Wearable Technology

Everyone’s talking about wearable technology right now. It’s supposed to be the innovation of the future, keeping track of everything from our state of health to our social lives. We all know that a lot of confidently made future predictions get kyboshed by something completely innovative sweeping in from the left field. However, at the moment, wearable technology looks to be a reasonably safe bet so far as future digital development is concerned. The advance of contactless payment means that one need no longer be confined to a card in order to pay. Indeed, one can attach a ‘digital wallet’ interface to almost anything. Barclays are already using a ‘bPay’ system in the UK, whereby one can have one’s ‘digital wallet’ in a wristband, a fob, or a sticker which can be attached to whatever the owner pleases. Some ultimately see such interfaces being integrated into our bodies via chips etc which could be scanned. Whatever the ultimate destination of this technology, it seems pretty clear that the way in which we pay for things is about to change rather drastically!


Helen Young



The Good, The Bad, and The Scary Of Wearable Technology

In Isaac Asimov’s “I, Robot” novels, he shows us a world where technology supersedes established social norms. In his books, nudity is fine as long as it is viewed remotely. As in his fictional worlds, mobile technology and the Internet are changing our culture.


Tragedies related to cyber-bullying have hit the headlines but the more subtle influences to our world may be more important. Microchips in children, voice controlled devices, and wearable technology are altering the way we communicate and interact, maybe to the detriment to our society.

The Problem Of Facelessness

The key to cyber-bullying is the cyber-disinhibition effect in which people do not have visual cues to moderate their behavior, reports researcher Michelle Wright. When talking face-to-face, a little nod or a squint of the eye gives the speaker micro messages, telling him to continue or change the subject. Digital messaging strips us of these meta-messages. Wearable technology, like Google Glass, brings this to a new level.
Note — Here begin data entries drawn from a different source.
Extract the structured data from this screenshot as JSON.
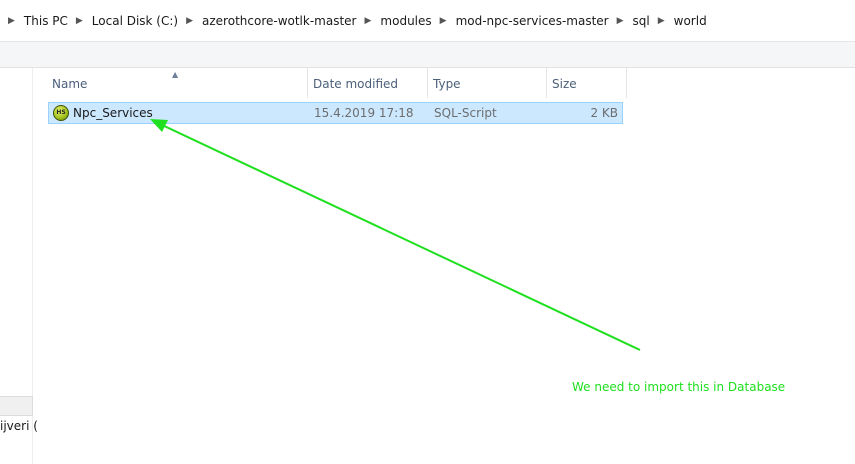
{
  "breadcrumb": {
    "items": [
      "This PC",
      "Local Disk (C:)",
      "azerothcore-wotlk-master",
      "modules",
      "mod-npc-services-master",
      "sql",
      "world"
    ]
  },
  "columns": {
    "name": "Name",
    "date_modified": "Date modified",
    "type": "Type",
    "size": "Size"
  },
  "files": [
    {
      "name": "Npc_Services",
      "icon": "sql-script-icon",
      "icon_text": "HS",
      "date_modified": "15.4.2019 17:18",
      "type": "SQL-Script",
      "size": "2 KB",
      "selected": true
    }
  ],
  "nav_pane": {
    "partial_label": "ijveri ("
  },
  "annotation": {
    "text": "We need to import this in Database",
    "color": "#1fe01f"
  },
  "colors": {
    "selection_bg": "#cce8ff",
    "selection_border": "#99d1ff",
    "header_text": "#4c607a"
  }
}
A user can communicate with a person, even show that person what is being seen, and still lose the important parts of body language. This changes cyber-bullying, which is repetitive and premeditated, into peer victimization that is a malicious social behavior, reports the National Center for Biotechnology Information. In other words, we are transforming our online culture into one where users care nothing for their peer’s online reputation.
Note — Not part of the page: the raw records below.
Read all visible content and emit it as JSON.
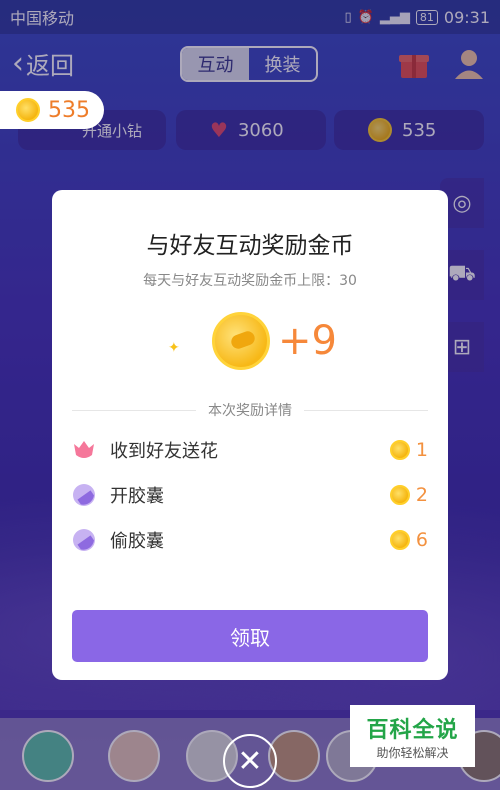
{
  "status_bar": {
    "carrier": "中国移动",
    "battery": "81",
    "time": "09:31"
  },
  "nav": {
    "back_label": "返回",
    "tabs": [
      "互动",
      "换装"
    ],
    "active_tab": "互动"
  },
  "coins_pill": "535",
  "stats": [
    {
      "label": "开通小钻",
      "icon": "diamond-icon"
    },
    {
      "label": "3060",
      "icon": "flower-icon"
    },
    {
      "label": "535",
      "icon": "coin-icon"
    }
  ],
  "modal": {
    "title": "与好友互动奖励金币",
    "subtitle": "每天与好友互动奖励金币上限：30",
    "reward": "+9",
    "section_label": "本次奖励详情",
    "rows": [
      {
        "name": "收到好友送花",
        "icon": "flower-icon",
        "value": "1"
      },
      {
        "name": "开胶囊",
        "icon": "capsule-icon",
        "value": "2"
      },
      {
        "name": "偷胶囊",
        "icon": "capsule-icon",
        "value": "6"
      }
    ],
    "claim_label": "领取"
  },
  "watermark": {
    "title": "百科全说",
    "subtitle": "助你轻松解决"
  },
  "colors": {
    "accent": "#8a67e6",
    "coin": "#f5b50f",
    "reward_text": "#f6883a",
    "background": "#4636b8"
  }
}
Privacy Is A Myth

English: A flexible Lilypad Arduino, designed ...

English: A flexible Lilypad Arduino, designed to be incorporated into wearable technology. (Photo credit: Wikipedia)

Maybe the loss of privacy and anonymity are trade-offs for the benefits we gain from this type of technology. Wearable tech is more than just Google Glass. There are fashionable medical devices that monitor heart rate and vitals in people with high risk conditions. Others give physiological information for athletes. All of these transmit information and, in the wrong hands, this information can be detrimental.

Micro-chipping for children and electronic emergency bracelets for the elderly have obvious benefits but they also place people at risk of privacy violations. One of the greatest issues is that these portable devices can be hacked without the user’s knowledge. With a flip of a switch, a device designed to stop pedophiles becomes a menu to find the child that is alone.

Balancing The Good With The Bad

Like most scientific achievements, wearable tech is neither all good nor all bad. There is a balance that needs to be struck to get the benefits of the tech without falling victim to predators. The cyber-security experts LifeLock have all kinds of good advice for protecting yourself from identity theft. Many of these ideas can be applied to wearable technology use also. One of them is to be a little bit wary. If you are using these types of devices, then know the risks. Understand the consequences of your system being hacked and have a contingency plan. Do not place all of your faith in your technology. When you see someone using wearable technology, remember that they can use it for unsavory purposes. If a person can see it with the naked eye then he can record it with a digital device.